The cases reiterate the need for an employer to make clear to the union why it believes that it is entitled to impose a new working arrangement. This puts the union on notice that inducing their members to refuse to comply would be an unlawful inducement. Please contact Marc Meryon, Head of Industrial Relations (marcmaryon@eversheds.com), if you wish to discuss these cases.

Cavanagh and ors v Sec of State for Work and Pensions: withdrawing check-off

C, an employee of the Department for Work and Pensions, had opted to have his PCS subscription paid via a check-off arrangement (his employer deducted it from his salary and paid it to PCS). After consultation, his employer ended check-off. C claimed that he had a contractual right to insist that check-off was continued. PCS also claimed that it could enforce check-off arrangements against the employer under the Contracts (Rights of Third Parties) Act 1999, which allows a third party to enforce a contractual term if it ‘purports to confer a benefit' on that person. The High Court agreed with C and PCS, meaning that the employer was obliged to continue with check-off.

The case is an important reminder to employers to review contractual risks if they wish to end check-off. Whether it is a contractual right depends on the facts of each case; here, the Court had to decide the contractual interpretation of words in a salary policy, given its historic context.

Sec of State for Education v NUT: government funding and ‘political’ trade disputes

The National Union of Teachers (NUT) called a one day strike in protest at the Secretary of State’s (SOS) refusal to increase funding of sixth form colleges. This, the NUT alleged, detrimentally effected their members pay and jobs. The dispute was not with the colleges employing the teachers.

The SOS applied for an injunction to stop the strike alleging that the NUT’s action was not a ‘trade dispute’, because its purpose was political (to secure higher funding of sixth form colleges) and therefore unlawful. The Judge disagreed with the SOS, deciding that the union’s aim was to protect its members’ jobs by defending the sixth form college sector – defending the colleges was the means to the end, not the end in itself. It did not matter that the dispute was with the SOS and not the employers given that statute (TULRCA s244(2)(c)) provides that a trade dispute may still exist if it cannot be settled without the SOS exercising a statutory power (here, the funding power). The injunction was refused. It is an useful case for those employers facing the threat of industrial action which has a mix of political and job-related causes with the courts having to decide whether the latter is the predominant purpose.

TCS Services v United Voices of the World: protests - free speech or public disorder?

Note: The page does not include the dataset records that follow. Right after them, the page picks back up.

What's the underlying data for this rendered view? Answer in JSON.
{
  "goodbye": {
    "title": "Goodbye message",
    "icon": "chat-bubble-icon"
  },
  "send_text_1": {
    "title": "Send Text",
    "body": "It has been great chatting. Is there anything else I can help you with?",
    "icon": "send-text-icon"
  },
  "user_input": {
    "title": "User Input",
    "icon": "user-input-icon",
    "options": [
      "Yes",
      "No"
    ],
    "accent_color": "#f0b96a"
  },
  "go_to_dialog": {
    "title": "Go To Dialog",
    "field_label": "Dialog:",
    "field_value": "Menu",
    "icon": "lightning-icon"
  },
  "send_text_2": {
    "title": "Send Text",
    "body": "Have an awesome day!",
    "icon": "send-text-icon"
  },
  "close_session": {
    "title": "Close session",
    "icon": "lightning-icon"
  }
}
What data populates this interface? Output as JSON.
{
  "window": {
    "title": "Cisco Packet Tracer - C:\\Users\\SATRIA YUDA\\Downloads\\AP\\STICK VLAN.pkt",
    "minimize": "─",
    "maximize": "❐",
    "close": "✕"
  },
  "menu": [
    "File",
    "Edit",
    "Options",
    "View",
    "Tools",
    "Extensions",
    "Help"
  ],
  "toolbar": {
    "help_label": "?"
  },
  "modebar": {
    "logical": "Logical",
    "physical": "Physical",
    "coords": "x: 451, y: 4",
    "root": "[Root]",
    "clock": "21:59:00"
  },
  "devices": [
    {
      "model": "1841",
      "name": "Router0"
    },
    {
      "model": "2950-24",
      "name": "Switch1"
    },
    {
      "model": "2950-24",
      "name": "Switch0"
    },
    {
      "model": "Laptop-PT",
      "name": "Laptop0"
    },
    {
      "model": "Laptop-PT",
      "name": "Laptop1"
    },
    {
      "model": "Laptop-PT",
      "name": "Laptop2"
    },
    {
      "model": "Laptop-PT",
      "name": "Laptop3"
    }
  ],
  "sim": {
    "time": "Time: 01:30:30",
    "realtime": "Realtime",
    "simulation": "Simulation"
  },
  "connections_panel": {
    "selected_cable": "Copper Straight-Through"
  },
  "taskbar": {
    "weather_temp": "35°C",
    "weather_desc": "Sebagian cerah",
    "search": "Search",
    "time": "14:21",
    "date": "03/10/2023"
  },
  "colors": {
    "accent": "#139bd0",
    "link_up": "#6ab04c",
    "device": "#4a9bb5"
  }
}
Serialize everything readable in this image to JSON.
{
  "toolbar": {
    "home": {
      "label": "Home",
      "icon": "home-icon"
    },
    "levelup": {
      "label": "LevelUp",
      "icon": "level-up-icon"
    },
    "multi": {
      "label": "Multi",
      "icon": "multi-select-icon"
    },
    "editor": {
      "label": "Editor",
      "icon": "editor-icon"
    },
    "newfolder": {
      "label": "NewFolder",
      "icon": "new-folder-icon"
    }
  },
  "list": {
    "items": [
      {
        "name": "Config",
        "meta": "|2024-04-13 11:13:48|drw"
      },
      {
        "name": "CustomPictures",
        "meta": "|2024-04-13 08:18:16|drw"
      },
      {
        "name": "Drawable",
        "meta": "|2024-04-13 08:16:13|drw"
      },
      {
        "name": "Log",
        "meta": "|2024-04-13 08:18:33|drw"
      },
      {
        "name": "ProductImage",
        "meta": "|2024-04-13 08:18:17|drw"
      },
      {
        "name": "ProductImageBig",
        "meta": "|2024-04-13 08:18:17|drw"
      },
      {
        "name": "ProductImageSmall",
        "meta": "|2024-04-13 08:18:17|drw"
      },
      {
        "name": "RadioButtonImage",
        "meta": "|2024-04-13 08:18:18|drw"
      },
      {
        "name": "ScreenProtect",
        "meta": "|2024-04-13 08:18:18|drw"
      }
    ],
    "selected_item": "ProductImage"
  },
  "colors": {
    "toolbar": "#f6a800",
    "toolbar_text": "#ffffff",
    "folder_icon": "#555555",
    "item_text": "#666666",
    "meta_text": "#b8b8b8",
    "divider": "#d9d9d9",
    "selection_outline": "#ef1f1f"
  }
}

TCS contracted with managing agents to supply cleaners to a building in the City of London. United Voices of the World is a ‘grassroots, member-led, trade union that campaigns for labour rights in London’. Some of TCS’s cleaners are members of the union. A dispute ensued over redundancies, recognition and wage levels. The union wrote to some of the building’s tenants, stating its intention to stage direct action at the building to draw attention to their dispute with TCS. TCS applied for an injunction to stop the protest.

The Judge considered the tipping point between a demonstration exercising lawful free speech rights and one involving unlawful public disorder, harassment and intimidation, which must be prevented. He concluded that the union had threatened ‘noisy, intimidating, mass protest’ by protesters with no connection with the workers with the objective of harassing TCS and embarrassing it into conceding to the union’s demands. An injunction including a geographical exclusion zone, i.e. restricting protest around the building and nearby streets, was granted. While an unusual case, it demonstrates the limits of lawful protest (sometimes pursued as an alternative to strike action), particularly if it threatens physical confrontation at close quarters between protesters and those seeking to go about their lawful daily activities.